## Problem to work on
Below, find each line holding "name" and state how many there are, using the number alone.

Dataset rows describing interfaces:
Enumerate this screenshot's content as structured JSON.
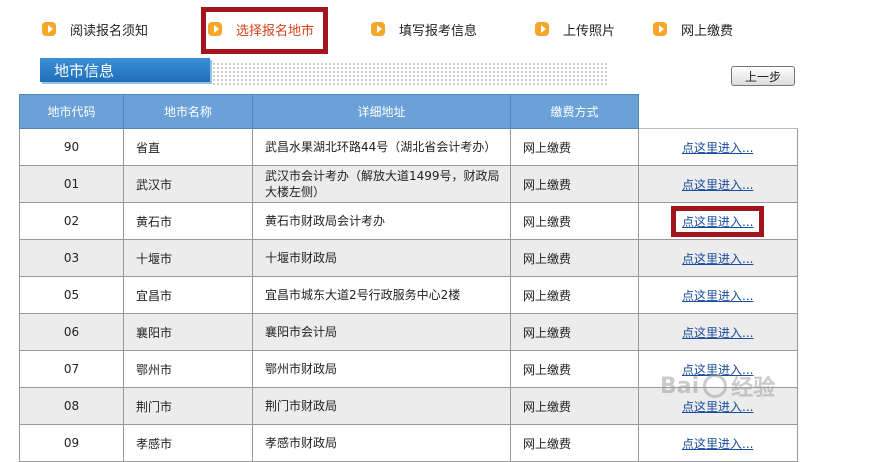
{
  "steps": [
    {
      "label": "阅读报名须知"
    },
    {
      "label": "选择报名地市"
    },
    {
      "label": "填写报考信息"
    },
    {
      "label": "上传照片"
    },
    {
      "label": "网上缴费"
    }
  ],
  "section": {
    "title": "地市信息",
    "back_label": "上一步"
  },
  "table": {
    "headers": [
      "地市代码",
      "地市名称",
      "详细地址",
      "缴费方式"
    ],
    "rows": [
      {
        "code": "90",
        "name": "省直",
        "address": "武昌水果湖北环路44号（湖北省会计考办）",
        "payment": "网上缴费",
        "link": "点这里进入..."
      },
      {
        "code": "01",
        "name": "武汉市",
        "address": "武汉市会计考办（解放大道1499号，财政局大楼左侧）",
        "payment": "网上缴费",
        "link": "点这里进入..."
      },
      {
        "code": "02",
        "name": "黄石市",
        "address": "黄石市财政局会计考办",
        "payment": "网上缴费",
        "link": "点这里进入..."
      },
      {
        "code": "03",
        "name": "十堰市",
        "address": "十堰市财政局",
        "payment": "网上缴费",
        "link": "点这里进入..."
      },
      {
        "code": "05",
        "name": "宜昌市",
        "address": "宜昌市城东大道2号行政服务中心2楼",
        "payment": "网上缴费",
        "link": "点这里进入..."
      },
      {
        "code": "06",
        "name": "襄阳市",
        "address": "襄阳市会计局",
        "payment": "网上缴费",
        "link": "点这里进入..."
      },
      {
        "code": "07",
        "name": "鄂州市",
        "address": "鄂州市财政局",
        "payment": "网上缴费",
        "link": "点这里进入..."
      },
      {
        "code": "08",
        "name": "荆门市",
        "address": "荆门市财政局",
        "payment": "网上缴费",
        "link": "点这里进入..."
      },
      {
        "code": "09",
        "name": "孝感市",
        "address": "孝感市财政局",
        "payment": "网上缴费",
        "link": "点这里进入..."
      }
    ]
  },
  "watermark": {
    "text1": "Bai",
    "text2": "经验"
  }
}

## Answer space
9